Problem details ▸
Work out how many lines in these entries include the string "this", and give only that figure.

[Component data from apps and pages]
● ● ● ●

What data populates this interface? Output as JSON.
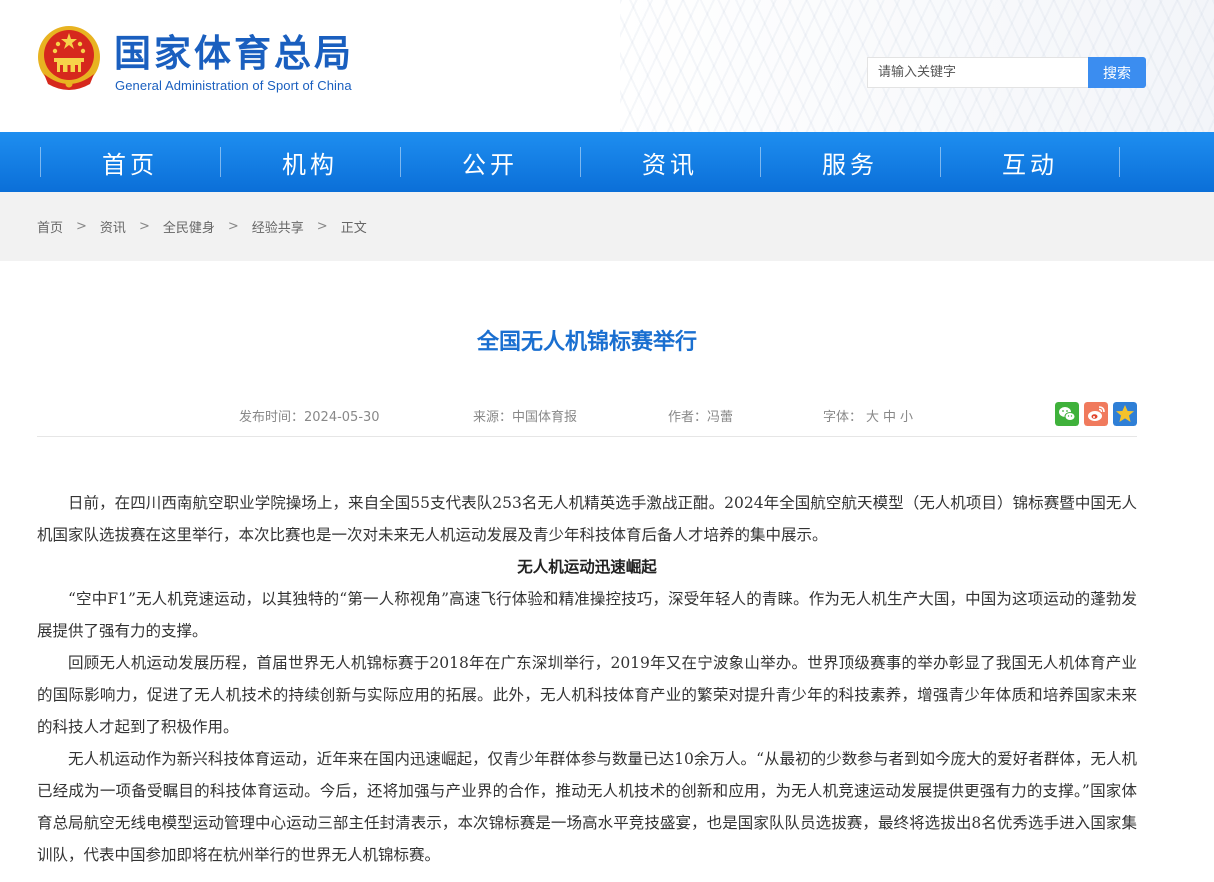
{
  "header": {
    "title": "国家体育总局",
    "subtitle": "General Administration of Sport of China",
    "search_placeholder": "请输入关键字",
    "search_button": "搜索"
  },
  "nav": {
    "items": [
      "首页",
      "机构",
      "公开",
      "资讯",
      "服务",
      "互动"
    ]
  },
  "breadcrumb": {
    "items": [
      "首页",
      "资讯",
      "全民健身",
      "经验共享"
    ],
    "separator": ">",
    "current": "正文"
  },
  "article": {
    "title": "全国无人机锦标赛举行",
    "publish_time": "发布时间：2024-05-30",
    "source": "来源：中国体育报",
    "author": "作者：冯蕾",
    "font_label": "字体：",
    "font_sizes": [
      "大",
      "中",
      "小"
    ],
    "share_icons": [
      "wechat-icon",
      "weibo-icon",
      "favorite-icon"
    ],
    "paragraphs": [
      "日前，在四川西南航空职业学院操场上，来自全国55支代表队253名无人机精英选手激战正酣。2024年全国航空航天模型（无人机项目）锦标赛暨中国无人机国家队选拔赛在这里举行，本次比赛也是一次对未来无人机运动发展及青少年科技体育后备人才培养的集中展示。",
      "“空中F1”无人机竞速运动，以其独特的“第一人称视角”高速飞行体验和精准操控技巧，深受年轻人的青睐。作为无人机生产大国，中国为这项运动的蓬勃发展提供了强有力的支撑。",
      "回顾无人机运动发展历程，首届世界无人机锦标赛于2018年在广东深圳举行，2019年又在宁波象山举办。世界顶级赛事的举办彰显了我国无人机体育产业的国际影响力，促进了无人机技术的持续创新与实际应用的拓展。此外，无人机科技体育产业的繁荣对提升青少年的科技素养，增强青少年体质和培养国家未来的科技人才起到了积极作用。",
      "无人机运动作为新兴科技体育运动，近年来在国内迅速崛起，仅青少年群体参与数量已达10余万人。“从最初的少数参与者到如今庞大的爱好者群体，无人机已经成为一项备受瞩目的科技体育运动。今后，还将加强与产业界的合作，推动无人机技术的创新和应用，为无人机竞速运动发展提供更强有力的支撑。”国家体育总局航空无线电模型运动管理中心运动三部主任封清表示，本次锦标赛是一场高水平竞技盛宴，也是国家队队员选拔赛，最终将选拔出8名优秀选手进入国家集训队，代表中国参加即将在杭州举行的世界无人机锦标赛。"
    ],
    "subheading": "无人机运动迅速崛起"
  },
  "colors": {
    "brand_blue": "#1a5fbf",
    "nav_blue": "#1e8ef0",
    "title_blue": "#1a6fd0",
    "search_button": "#3b8df0"
  }
}
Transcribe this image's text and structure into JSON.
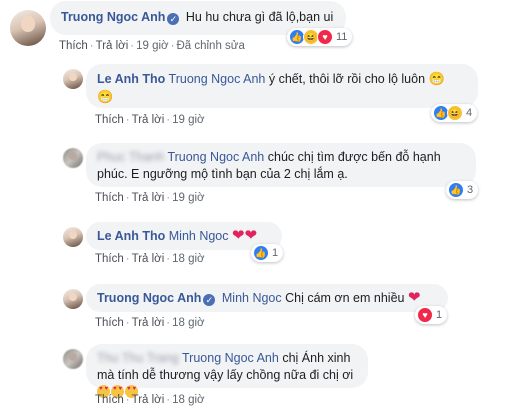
{
  "comments": [
    {
      "author": "Truong Ngoc Anh",
      "verified": true,
      "mention": "",
      "text": "Hu hu chưa gì đã lộ,bạn ui",
      "actions": [
        "Thích",
        "Trả lời",
        "19 giờ",
        "Đã chỉnh sửa"
      ],
      "reactions": {
        "icons": [
          "like",
          "haha",
          "heart"
        ],
        "count": "11"
      }
    },
    {
      "author": "Le Anh Tho",
      "mention": "Truong Ngoc Anh",
      "text": "ý chết, thôi lỡ rồi cho lộ luôn",
      "emoji": [
        "grin",
        "grin"
      ],
      "actions": [
        "Thích",
        "Trả lời",
        "19 giờ"
      ],
      "reactions": {
        "icons": [
          "like",
          "haha"
        ],
        "count": "4"
      }
    },
    {
      "author": "Phuc Thanh",
      "mention": "Truong Ngoc Anh",
      "text": "chúc chị tìm được bến đỗ hạnh phúc. E ngưỡng mộ tình bạn của 2 chị lắm ạ.",
      "actions": [
        "Thích",
        "Trả lời",
        "19 giờ"
      ],
      "reactions": {
        "icons": [
          "like"
        ],
        "count": "3"
      }
    },
    {
      "author": "Le Anh Tho",
      "mention": "Minh Ngoc",
      "text": "",
      "emoji": [
        "heart",
        "heart"
      ],
      "actions": [
        "Thích",
        "Trả lời",
        "18 giờ"
      ],
      "reactions": {
        "icons": [
          "like"
        ],
        "count": "1"
      }
    },
    {
      "author": "Truong Ngoc Anh",
      "verified": true,
      "mention": "Minh Ngoc",
      "text": "Chị cám ơn em nhiều",
      "emoji": [
        "heart"
      ],
      "actions": [
        "Thích",
        "Trả lời",
        "18 giờ"
      ],
      "reactions": {
        "icons": [
          "heart"
        ],
        "count": "1"
      }
    },
    {
      "author": "Thu Thu Trang",
      "mention": "Truong Ngoc Anh",
      "text": "chị Ánh xinh mà tính dễ thương vậy lấy chồng nữa đi chị ơi",
      "emoji": [
        "heart-eyes",
        "heart-eyes",
        "heart-eyes"
      ],
      "actions": [
        "Thích",
        "Trả lời",
        "18 giờ"
      ]
    }
  ],
  "colors": {
    "link": "#385898",
    "like": "#2d7ef7",
    "heart": "#f0284a",
    "bubble": "#f2f3f5"
  }
}
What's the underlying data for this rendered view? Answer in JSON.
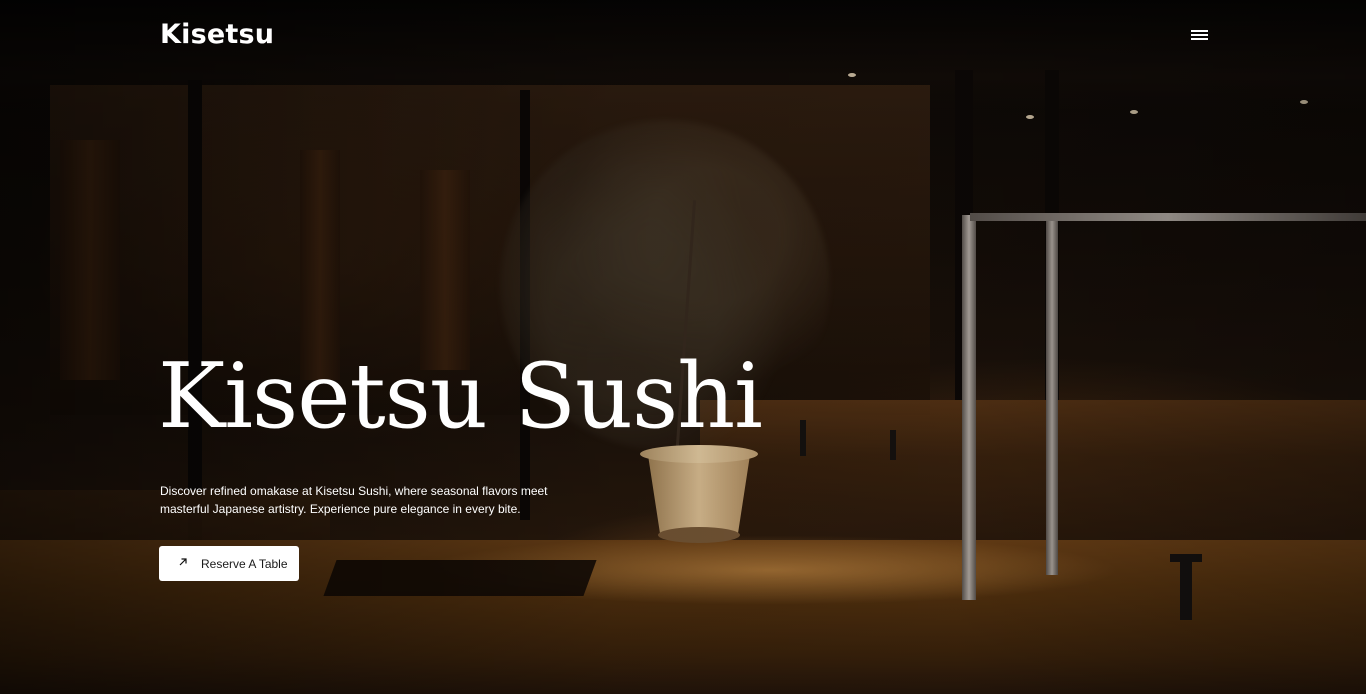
{
  "header": {
    "logo_text": "Kisetsu",
    "menu_icon": "hamburger-menu-icon"
  },
  "hero": {
    "title": "Kisetsu Sushi",
    "description": "Discover refined omakase at Kisetsu Sushi, where seasonal flavors meet masterful Japanese artistry. Experience pure elegance in every bite.",
    "cta": {
      "label": "Reserve A Table",
      "icon": "arrow-up-right-icon"
    }
  },
  "colors": {
    "text": "#ffffff",
    "button_bg": "#ffffff",
    "button_text": "#1a1a1a",
    "background": "#0b0806"
  }
}
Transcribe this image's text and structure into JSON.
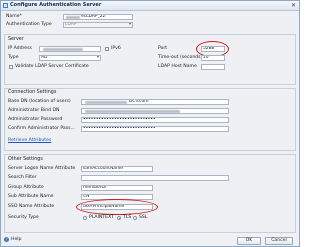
{
  "window": {
    "title": "Configure Authentication Server",
    "close_glyph": "✕"
  },
  "top": {
    "name_label": "Name*",
    "name_value": "                 ",
    "auth_type_label": "Authentication Type",
    "auth_type_value": "LDAP"
  },
  "server": {
    "title": "Server",
    "ip_label": "IP Address",
    "ipv6_label": "IPv6",
    "port_label": "Port",
    "port_value": "5288",
    "type_label": "Type",
    "type_value": "AD",
    "timeout_label": "Time-out (seconds)",
    "timeout_value": "10",
    "validate_label": "Validate LDAP Server Certificate",
    "hostname_label": "LDAP Host Name"
  },
  "connection": {
    "title": "Connection Settings",
    "base_dn_label": "Base DN (location of users)",
    "base_dn_value": "DC=com",
    "bind_dn_label": "Administrator Bind DN",
    "admin_pw_label": "Administrator Password",
    "admin_pw_value": "••••••••••••••••••••••••••••",
    "confirm_pw_label": "Confirm Administrator Pass...",
    "confirm_pw_value": "••••••••••••••••••••••••••••",
    "retrieve_link": "Retrieve Attributes"
  },
  "other": {
    "title": "Other Settings",
    "logon_label": "Server Logon Name Attribute",
    "logon_value": "samAccountName",
    "search_label": "Search Filter",
    "group_label": "Group Attribute",
    "group_value": "memberOf",
    "subattr_label": "Sub Attribute Name",
    "subattr_value": "CN",
    "sso_label": "SSO Name Attribute",
    "sso_value": "userPrincipalName",
    "sectype_label": "Security Type",
    "sectype_options": [
      "PLAINTEXT",
      "TLS",
      "SSL"
    ],
    "sectype_selected": "TLS"
  },
  "footer": {
    "help": "Help",
    "ok": "OK",
    "cancel": "Cancel"
  },
  "colors": {
    "highlight": "#d11a1a",
    "link": "#1b54b5"
  }
}
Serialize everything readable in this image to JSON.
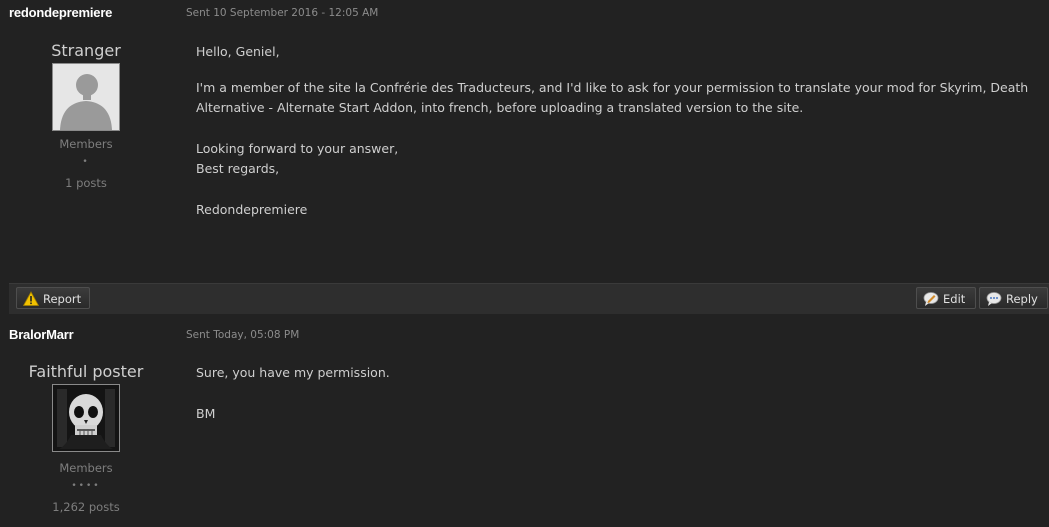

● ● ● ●

Expected answer ▸
5